"Why so much medical research is rot"

It focuses on the testing of multiple hypotheses within a study and is worth reading.

http://www.economist.com/science/displaystory.cfm?story_id=8733754

Posted by hgroteva at 9:01 PM

October 5, 2005

Create your own regression line

This is a fun exercise. You can plot your own regression line and see the residuals. In fact, you can find a link to several Java based interactive probability and statistical tools on Charles Stanton's home page. Enjoy!

Posted by vonko002 at 10:10 PM

September 28, 2005

Favorite Stats Books

Here are some of my favorite statistics books, in no particular order. If you have a favorite book, e-mail it to us along with a brief statement about why you've found it useful, and we'll add it to the list.

Rowntree, Derek. (1981) Statistics without tears: A primer for non-mathematicians. New York: Scribners.

--with a title like that, what can I add?? This is a concise, user-friendly introduction to the basic foundations of all social statistics. Highly recommended for beginners and as a refresher for everyone.

Tabachnick, Barbara G., & Fidell, Linda S. (1996). Using multivariate statistics (3rd Ed.). New York: Harper Collins. [may be out in a more current revision already]

--this is the most user-friendly and comprehensive multivariate text I know of. It's very thorough, but very readable. Very little matrix algebra is used, the writing is clear, and the figures are very helpful.

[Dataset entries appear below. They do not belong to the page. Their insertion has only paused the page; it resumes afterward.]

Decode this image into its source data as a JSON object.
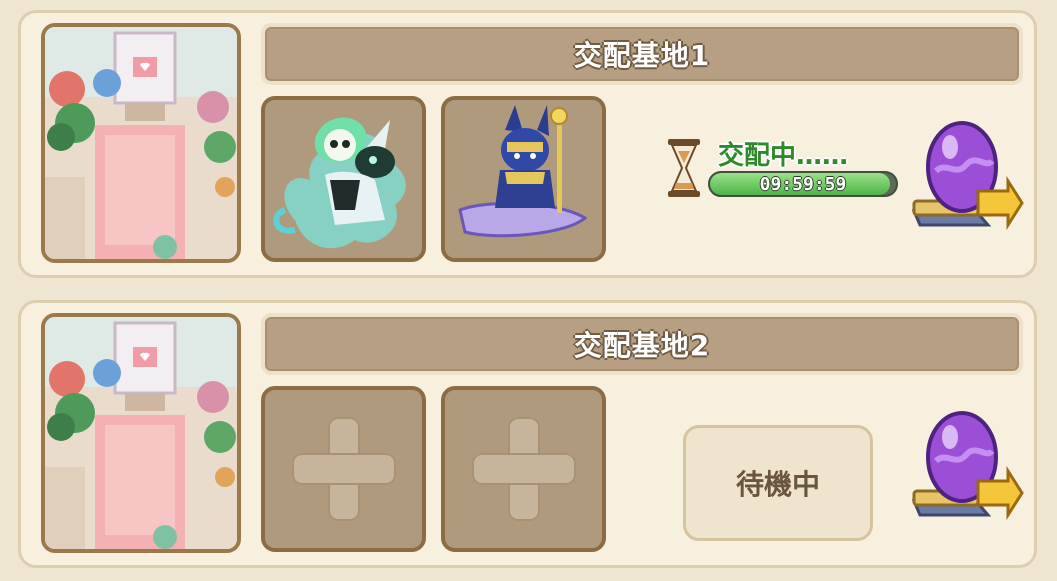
{
  "bases": [
    {
      "title": "交配基地1",
      "state": "breeding",
      "status_label": "交配中……",
      "timer": "09:59:59",
      "progress": 0.97,
      "slots": [
        "green-ghost-rider-pet",
        "anubis-carpet-pet"
      ]
    },
    {
      "title": "交配基地2",
      "state": "idle",
      "idle_label": "待機中",
      "slots": [
        "empty",
        "empty"
      ]
    }
  ],
  "colors": {
    "title_bg": "#b79f84",
    "status_green": "#2f8a2a",
    "progress_fill": "#4fb347",
    "egg_purple": "#9a4fd6"
  }
}
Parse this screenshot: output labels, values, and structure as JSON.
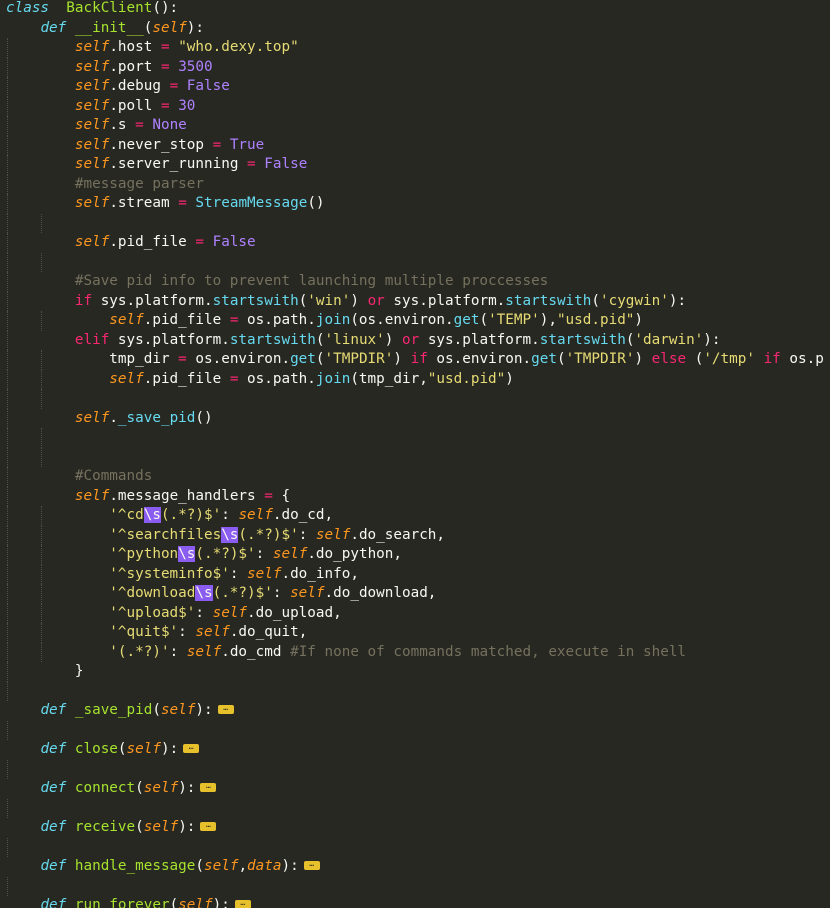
{
  "theme": {
    "background": "#272822",
    "foreground": "#f8f8f2",
    "keyword": "#66d9ef",
    "function": "#a6e22e",
    "self": "#fd971f",
    "string": "#e6db74",
    "number": "#ae81ff",
    "operator": "#f92672",
    "comment": "#75715e",
    "regex_escape_highlight": "#8a5cf0",
    "fold_marker": "#e6c12c"
  },
  "fold_icon": "ellipsis-fold-icon",
  "lines": [
    {
      "indent": 0,
      "t": [
        [
          "kw",
          "class"
        ],
        [
          "",
          "  "
        ],
        [
          "fn",
          "BackClient"
        ],
        [
          "",
          "():"
        ]
      ]
    },
    {
      "indent": 1,
      "t": [
        [
          "kw",
          "def"
        ],
        [
          "",
          " "
        ],
        [
          "fn",
          "__init__"
        ],
        [
          "",
          "("
        ],
        [
          "slf",
          "self"
        ],
        [
          "",
          "):"
        ]
      ]
    },
    {
      "indent": 2,
      "t": [
        [
          "slf",
          "self"
        ],
        [
          "",
          ".host "
        ],
        [
          "op",
          "="
        ],
        [
          "",
          " "
        ],
        [
          "str",
          "\"who.dexy.top\""
        ]
      ]
    },
    {
      "indent": 2,
      "t": [
        [
          "slf",
          "self"
        ],
        [
          "",
          ".port "
        ],
        [
          "op",
          "="
        ],
        [
          "",
          " "
        ],
        [
          "num",
          "3500"
        ]
      ]
    },
    {
      "indent": 2,
      "t": [
        [
          "slf",
          "self"
        ],
        [
          "",
          ".debug "
        ],
        [
          "op",
          "="
        ],
        [
          "",
          " "
        ],
        [
          "cst",
          "False"
        ]
      ]
    },
    {
      "indent": 2,
      "t": [
        [
          "slf",
          "self"
        ],
        [
          "",
          ".poll "
        ],
        [
          "op",
          "="
        ],
        [
          "",
          " "
        ],
        [
          "num",
          "30"
        ]
      ]
    },
    {
      "indent": 2,
      "t": [
        [
          "slf",
          "self"
        ],
        [
          "",
          ".s "
        ],
        [
          "op",
          "="
        ],
        [
          "",
          " "
        ],
        [
          "cst",
          "None"
        ]
      ]
    },
    {
      "indent": 2,
      "t": [
        [
          "slf",
          "self"
        ],
        [
          "",
          ".never_stop "
        ],
        [
          "op",
          "="
        ],
        [
          "",
          " "
        ],
        [
          "cst",
          "True"
        ]
      ]
    },
    {
      "indent": 2,
      "t": [
        [
          "slf",
          "self"
        ],
        [
          "",
          ".server_running "
        ],
        [
          "op",
          "="
        ],
        [
          "",
          " "
        ],
        [
          "cst",
          "False"
        ]
      ]
    },
    {
      "indent": 2,
      "t": [
        [
          "cmt",
          "#message parser"
        ]
      ]
    },
    {
      "indent": 2,
      "t": [
        [
          "slf",
          "self"
        ],
        [
          "",
          ".stream "
        ],
        [
          "op",
          "="
        ],
        [
          "",
          " "
        ],
        [
          "cls",
          "StreamMessage"
        ],
        [
          "",
          "()"
        ]
      ]
    },
    {
      "indent": 2,
      "t": []
    },
    {
      "indent": 2,
      "t": [
        [
          "slf",
          "self"
        ],
        [
          "",
          ".pid_file "
        ],
        [
          "op",
          "="
        ],
        [
          "",
          " "
        ],
        [
          "cst",
          "False"
        ]
      ]
    },
    {
      "indent": 2,
      "t": []
    },
    {
      "indent": 2,
      "t": [
        [
          "cmt",
          "#Save pid info to prevent launching multiple proccesses"
        ]
      ]
    },
    {
      "indent": 2,
      "t": [
        [
          "op",
          "if"
        ],
        [
          "",
          " sys.platform."
        ],
        [
          "cls",
          "startswith"
        ],
        [
          "",
          "("
        ],
        [
          "str",
          "'win'"
        ],
        [
          "",
          ") "
        ],
        [
          "op",
          "or"
        ],
        [
          "",
          " sys.platform."
        ],
        [
          "cls",
          "startswith"
        ],
        [
          "",
          "("
        ],
        [
          "str",
          "'cygwin'"
        ],
        [
          "",
          "):"
        ]
      ]
    },
    {
      "indent": 3,
      "t": [
        [
          "slf",
          "self"
        ],
        [
          "",
          ".pid_file "
        ],
        [
          "op",
          "="
        ],
        [
          "",
          " os.path."
        ],
        [
          "cls",
          "join"
        ],
        [
          "",
          "(os.environ."
        ],
        [
          "cls",
          "get"
        ],
        [
          "",
          "("
        ],
        [
          "str",
          "'TEMP'"
        ],
        [
          "",
          "),"
        ],
        [
          "str",
          "\"usd.pid\""
        ],
        [
          "",
          ")"
        ]
      ]
    },
    {
      "indent": 2,
      "t": [
        [
          "op",
          "elif"
        ],
        [
          "",
          " sys.platform."
        ],
        [
          "cls",
          "startswith"
        ],
        [
          "",
          "("
        ],
        [
          "str",
          "'linux'"
        ],
        [
          "",
          ") "
        ],
        [
          "op",
          "or"
        ],
        [
          "",
          " sys.platform."
        ],
        [
          "cls",
          "startswith"
        ],
        [
          "",
          "("
        ],
        [
          "str",
          "'darwin'"
        ],
        [
          "",
          "):"
        ]
      ]
    },
    {
      "indent": 3,
      "t": [
        [
          "",
          "tmp_dir "
        ],
        [
          "op",
          "="
        ],
        [
          "",
          " os.environ."
        ],
        [
          "cls",
          "get"
        ],
        [
          "",
          "("
        ],
        [
          "str",
          "'TMPDIR'"
        ],
        [
          "",
          ") "
        ],
        [
          "op",
          "if"
        ],
        [
          "",
          " os.environ."
        ],
        [
          "cls",
          "get"
        ],
        [
          "",
          "("
        ],
        [
          "str",
          "'TMPDIR'"
        ],
        [
          "",
          ") "
        ],
        [
          "op",
          "else"
        ],
        [
          "",
          " ("
        ],
        [
          "str",
          "'/tmp'"
        ],
        [
          "",
          " "
        ],
        [
          "op",
          "if"
        ],
        [
          "",
          " os.p"
        ]
      ]
    },
    {
      "indent": 3,
      "t": [
        [
          "slf",
          "self"
        ],
        [
          "",
          ".pid_file "
        ],
        [
          "op",
          "="
        ],
        [
          "",
          " os.path."
        ],
        [
          "cls",
          "join"
        ],
        [
          "",
          "(tmp_dir,"
        ],
        [
          "str",
          "\"usd.pid\""
        ],
        [
          "",
          ")"
        ]
      ]
    },
    {
      "indent": 2,
      "t": []
    },
    {
      "indent": 2,
      "t": [
        [
          "slf",
          "self"
        ],
        [
          "",
          "."
        ],
        [
          "cls",
          "_save_pid"
        ],
        [
          "",
          "()"
        ]
      ]
    },
    {
      "indent": 2,
      "t": []
    },
    {
      "indent": 2,
      "t": []
    },
    {
      "indent": 2,
      "t": [
        [
          "cmt",
          "#Commands"
        ]
      ]
    },
    {
      "indent": 2,
      "t": [
        [
          "slf",
          "self"
        ],
        [
          "",
          ".message_handlers "
        ],
        [
          "op",
          "="
        ],
        [
          "",
          " {"
        ]
      ]
    },
    {
      "indent": 3,
      "t": [
        [
          "str",
          "'^cd"
        ],
        [
          "esc",
          "\\s"
        ],
        [
          "str",
          "(.*?)$'"
        ],
        [
          "",
          ": "
        ],
        [
          "slf",
          "self"
        ],
        [
          "",
          ".do_cd,"
        ]
      ]
    },
    {
      "indent": 3,
      "t": [
        [
          "str",
          "'^searchfiles"
        ],
        [
          "esc",
          "\\s"
        ],
        [
          "str",
          "(.*?)$'"
        ],
        [
          "",
          ": "
        ],
        [
          "slf",
          "self"
        ],
        [
          "",
          ".do_search,"
        ]
      ]
    },
    {
      "indent": 3,
      "t": [
        [
          "str",
          "'^python"
        ],
        [
          "esc",
          "\\s"
        ],
        [
          "str",
          "(.*?)$'"
        ],
        [
          "",
          ": "
        ],
        [
          "slf",
          "self"
        ],
        [
          "",
          ".do_python,"
        ]
      ]
    },
    {
      "indent": 3,
      "t": [
        [
          "str",
          "'^systeminfo$'"
        ],
        [
          "",
          ": "
        ],
        [
          "slf",
          "self"
        ],
        [
          "",
          ".do_info,"
        ]
      ]
    },
    {
      "indent": 3,
      "t": [
        [
          "str",
          "'^download"
        ],
        [
          "esc",
          "\\s"
        ],
        [
          "str",
          "(.*?)$'"
        ],
        [
          "",
          ": "
        ],
        [
          "slf",
          "self"
        ],
        [
          "",
          ".do_download,"
        ]
      ]
    },
    {
      "indent": 3,
      "t": [
        [
          "str",
          "'^upload$'"
        ],
        [
          "",
          ": "
        ],
        [
          "slf",
          "self"
        ],
        [
          "",
          ".do_upload,"
        ]
      ]
    },
    {
      "indent": 3,
      "t": [
        [
          "str",
          "'^quit$'"
        ],
        [
          "",
          ": "
        ],
        [
          "slf",
          "self"
        ],
        [
          "",
          ".do_quit,"
        ]
      ]
    },
    {
      "indent": 3,
      "t": [
        [
          "str",
          "'(.*?)'"
        ],
        [
          "",
          ": "
        ],
        [
          "slf",
          "self"
        ],
        [
          "",
          ".do_cmd "
        ],
        [
          "cmt",
          "#If none of commands matched, execute in shell"
        ]
      ]
    },
    {
      "indent": 2,
      "t": [
        [
          "",
          "}"
        ]
      ]
    },
    {
      "indent": 1,
      "t": []
    },
    {
      "indent": 1,
      "t": [
        [
          "kw",
          "def"
        ],
        [
          "",
          " "
        ],
        [
          "fn",
          "_save_pid"
        ],
        [
          "",
          "("
        ],
        [
          "slf",
          "self"
        ],
        [
          "",
          "):"
        ]
      ],
      "fold": true
    },
    {
      "indent": 1,
      "t": []
    },
    {
      "indent": 1,
      "t": [
        [
          "kw",
          "def"
        ],
        [
          "",
          " "
        ],
        [
          "fn",
          "close"
        ],
        [
          "",
          "("
        ],
        [
          "slf",
          "self"
        ],
        [
          "",
          "):"
        ]
      ],
      "fold": true
    },
    {
      "indent": 1,
      "t": []
    },
    {
      "indent": 1,
      "t": [
        [
          "kw",
          "def"
        ],
        [
          "",
          " "
        ],
        [
          "fn",
          "connect"
        ],
        [
          "",
          "("
        ],
        [
          "slf",
          "self"
        ],
        [
          "",
          "):"
        ]
      ],
      "fold": true
    },
    {
      "indent": 1,
      "t": []
    },
    {
      "indent": 1,
      "t": [
        [
          "kw",
          "def"
        ],
        [
          "",
          " "
        ],
        [
          "fn",
          "receive"
        ],
        [
          "",
          "("
        ],
        [
          "slf",
          "self"
        ],
        [
          "",
          "):"
        ]
      ],
      "fold": true
    },
    {
      "indent": 1,
      "t": []
    },
    {
      "indent": 1,
      "t": [
        [
          "kw",
          "def"
        ],
        [
          "",
          " "
        ],
        [
          "fn",
          "handle_message"
        ],
        [
          "",
          "("
        ],
        [
          "slf",
          "self"
        ],
        [
          "",
          ","
        ],
        [
          "slf",
          "data"
        ],
        [
          "",
          "):"
        ]
      ],
      "fold": true
    },
    {
      "indent": 1,
      "t": []
    },
    {
      "indent": 1,
      "t": [
        [
          "kw",
          "def"
        ],
        [
          "",
          " "
        ],
        [
          "fn",
          "run_forever"
        ],
        [
          "",
          "("
        ],
        [
          "slf",
          "self"
        ],
        [
          "",
          "):"
        ]
      ],
      "fold": true
    }
  ]
}
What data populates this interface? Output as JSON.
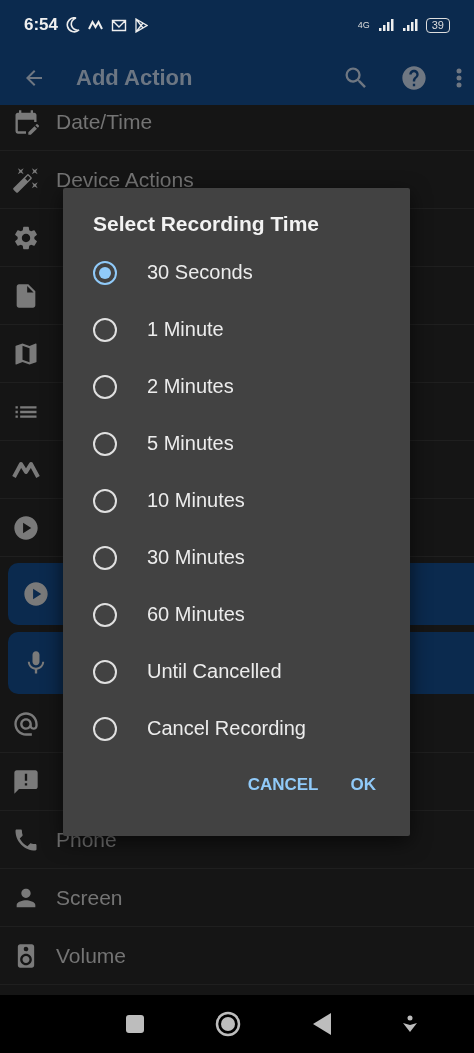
{
  "status_bar": {
    "time": "6:54",
    "network": "4G",
    "battery": "39"
  },
  "app_bar": {
    "title": "Add Action"
  },
  "categories": [
    {
      "kind": "plain",
      "label": "Date/Time"
    },
    {
      "kind": "plain",
      "label": "Device Actions"
    },
    {
      "kind": "plain"
    },
    {
      "kind": "plain"
    },
    {
      "kind": "plain"
    },
    {
      "kind": "plain"
    },
    {
      "kind": "plain"
    },
    {
      "kind": "plain"
    },
    {
      "kind": "highlighted"
    },
    {
      "kind": "highlighted"
    },
    {
      "kind": "plain"
    },
    {
      "kind": "plain"
    },
    {
      "kind": "plain",
      "label": "Phone"
    },
    {
      "kind": "plain",
      "label": "Screen"
    },
    {
      "kind": "plain",
      "label": "Volume"
    }
  ],
  "dialog": {
    "title": "Select Recording Time",
    "options": [
      {
        "label": "30 Seconds",
        "selected": true
      },
      {
        "label": "1 Minute",
        "selected": false
      },
      {
        "label": "2 Minutes",
        "selected": false
      },
      {
        "label": "5 Minutes",
        "selected": false
      },
      {
        "label": "10 Minutes",
        "selected": false
      },
      {
        "label": "30 Minutes",
        "selected": false
      },
      {
        "label": "60 Minutes",
        "selected": false
      },
      {
        "label": "Until Cancelled",
        "selected": false
      },
      {
        "label": "Cancel Recording",
        "selected": false
      }
    ],
    "buttons": [
      "CANCEL",
      "OK"
    ]
  }
}
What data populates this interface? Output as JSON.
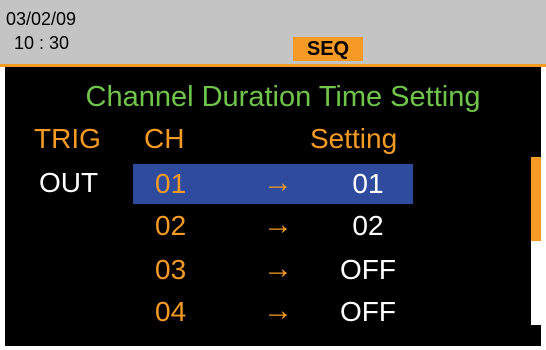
{
  "status": {
    "date": "03/02/09",
    "time": "10 : 30",
    "mode": "SEQ"
  },
  "panel": {
    "title": "Channel Duration Time Setting",
    "headers": {
      "trig": "TRIG",
      "ch": "CH",
      "setting": "Setting"
    },
    "trig_value": "OUT",
    "rows": [
      {
        "ch": "01",
        "arrow": "→",
        "value": "01",
        "selected": true
      },
      {
        "ch": "02",
        "arrow": "→",
        "value": "02",
        "selected": false
      },
      {
        "ch": "03",
        "arrow": "→",
        "value": "OFF",
        "selected": false
      },
      {
        "ch": "04",
        "arrow": "→",
        "value": "OFF",
        "selected": false
      }
    ]
  },
  "scrollbar": {
    "position_fraction": 0.0,
    "visible_fraction": 0.5
  },
  "colors": {
    "accent": "#f59a24",
    "title_green": "#6fc44a",
    "selection": "#2e4b9e",
    "status_bar": "#c4c4c4",
    "screen_bg": "#000000",
    "value_text": "#ffffff"
  }
}
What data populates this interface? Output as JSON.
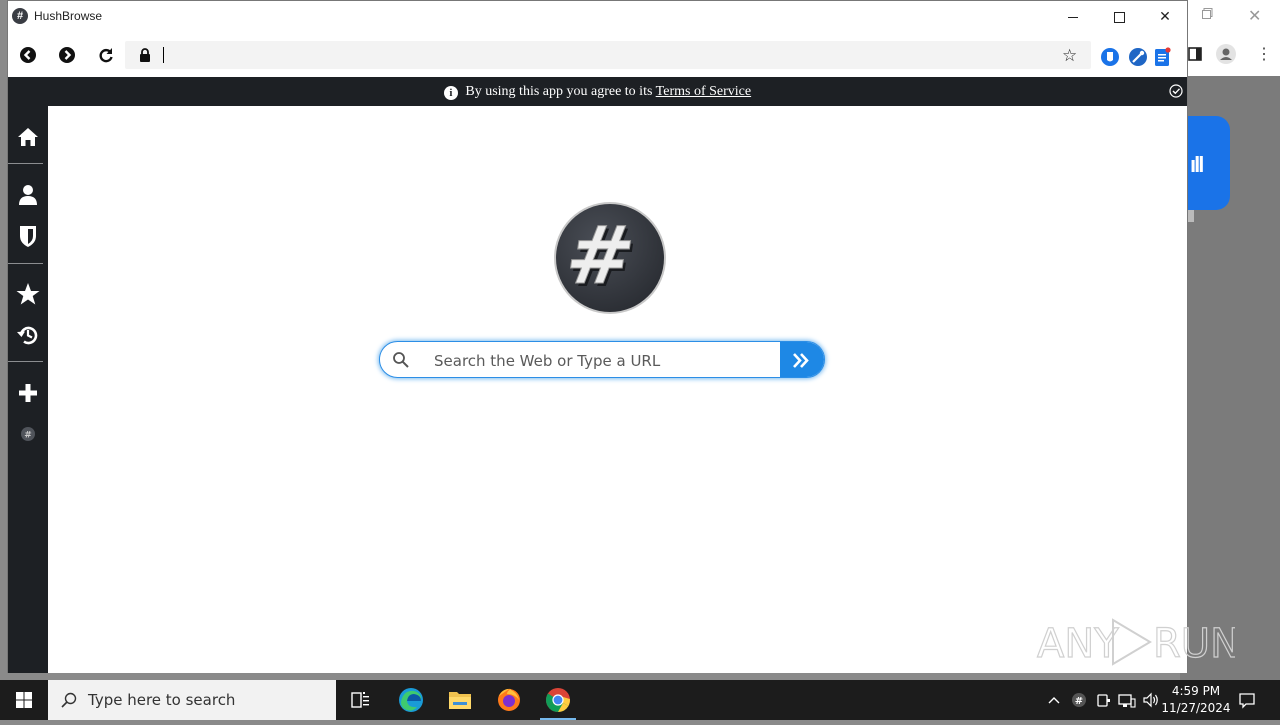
{
  "window": {
    "title": "HushBrowse",
    "logo_glyph": "#"
  },
  "address_bar": {
    "value": "",
    "placeholder": ""
  },
  "notice": {
    "text": "By using this app you agree to its",
    "link": "Terms of Service",
    "info_glyph": "i"
  },
  "search": {
    "placeholder": "Search the Web or Type a URL"
  },
  "sidebar": {
    "items": [
      {
        "icon": "home-icon"
      },
      {
        "icon": "user-icon"
      },
      {
        "icon": "shield-icon"
      },
      {
        "icon": "star-icon"
      },
      {
        "icon": "history-icon"
      },
      {
        "icon": "plus-icon"
      },
      {
        "icon": "hush-logo-icon"
      }
    ]
  },
  "taskbar": {
    "search_placeholder": "Type here to search",
    "time": "4:59 PM",
    "date": "11/27/2024"
  },
  "watermark": "ANY RUN",
  "colors": {
    "accent": "#1e88e5",
    "dark": "#1d2024",
    "brand_circle": "#3a3d44"
  }
}
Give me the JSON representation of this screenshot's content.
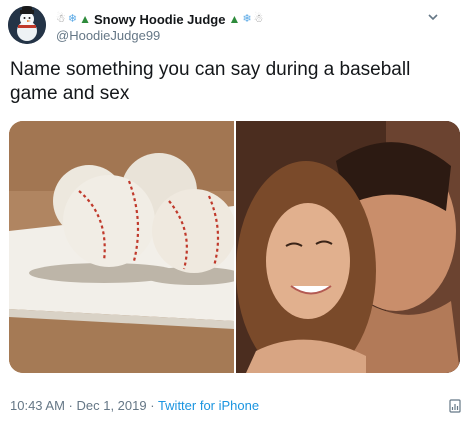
{
  "author": {
    "display_name": "Snowy Hoodie Judge",
    "handle": "@HoodieJudge99",
    "name_prefix_icons": [
      "snowman-icon",
      "snowflake-icon",
      "tree-icon"
    ],
    "name_suffix_icons": [
      "tree-icon",
      "snowflake-icon",
      "snowman-icon"
    ]
  },
  "tweet": {
    "text": "Name something you can say during a baseball game and sex"
  },
  "media": {
    "images": [
      {
        "subject": "baseballs-on-base-photo"
      },
      {
        "subject": "couple-photo"
      }
    ]
  },
  "meta": {
    "time": "10:43 AM",
    "separator_1": " · ",
    "date": "Dec 1, 2019",
    "separator_2": " · ",
    "source": "Twitter for iPhone"
  },
  "colors": {
    "text": "#14171a",
    "secondary_text": "#657786",
    "link": "#1b95e0"
  }
}
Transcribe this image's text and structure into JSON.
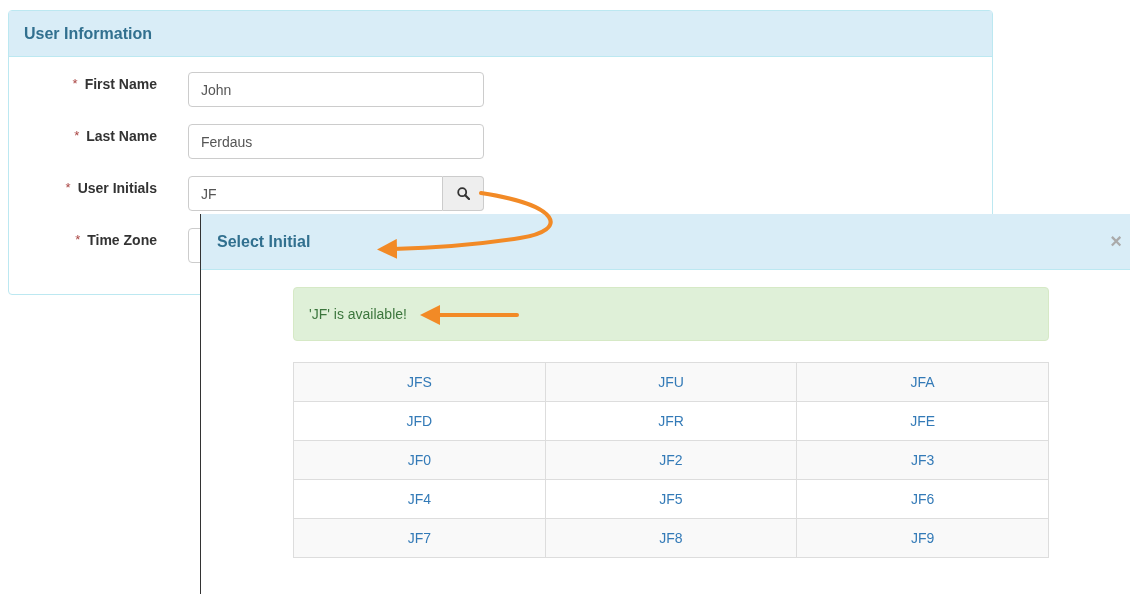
{
  "panel": {
    "title": "User Information",
    "fields": [
      {
        "required_mark": "*",
        "label": "First Name",
        "kind": "text",
        "value": "John"
      },
      {
        "required_mark": "*",
        "label": "Last Name",
        "kind": "text",
        "value": "Ferdaus"
      },
      {
        "required_mark": "*",
        "label": "User Initials",
        "kind": "search",
        "value": "JF"
      },
      {
        "required_mark": "*",
        "label": "Time Zone",
        "kind": "select"
      }
    ]
  },
  "modal": {
    "title": "Select Initial",
    "close": "×",
    "alert": "'JF' is available!",
    "rows": [
      [
        "JFS",
        "JFU",
        "JFA"
      ],
      [
        "JFD",
        "JFR",
        "JFE"
      ],
      [
        "JF0",
        "JF2",
        "JF3"
      ],
      [
        "JF4",
        "JF5",
        "JF6"
      ],
      [
        "JF7",
        "JF8",
        "JF9"
      ]
    ]
  }
}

Grimm, Laurence G., & Yarnold, Paul R. (199 ). Reading and understanding multivariate statistics. Washington, DC: American Psychological Association.
AND
Grimm, Laurence G., & Yarnold, Paul R. (2000.) Reading and understanding MORE multivariate statistics. Washington, DC: American Psychological Association.

--this pair of books surveys the most commonly used multivariate techniques. Each chapter (one per technique) is clearly written and focuses on when and why you would use the approach. Discussion is clear and non-mathematical.

Cohen, J., Cohen, P., West, S.G., & Aiken, L.S. (2003). Applied multiple regression / correlation analysis for the behavioral sciences (3rd Ed.). Mahwah, NJ: Erlbaum.

--I will always have a soft spot in my heart for this book, because the first edition helped me get through my dissertation (1977). It provides a very comprehensive yet readable treatment of multiple regression. It's more mathematical than the books listed above, but if you work through it patiently, you will be greatly rewarded.

--HG

Posted by hgroteva at 9:19 PM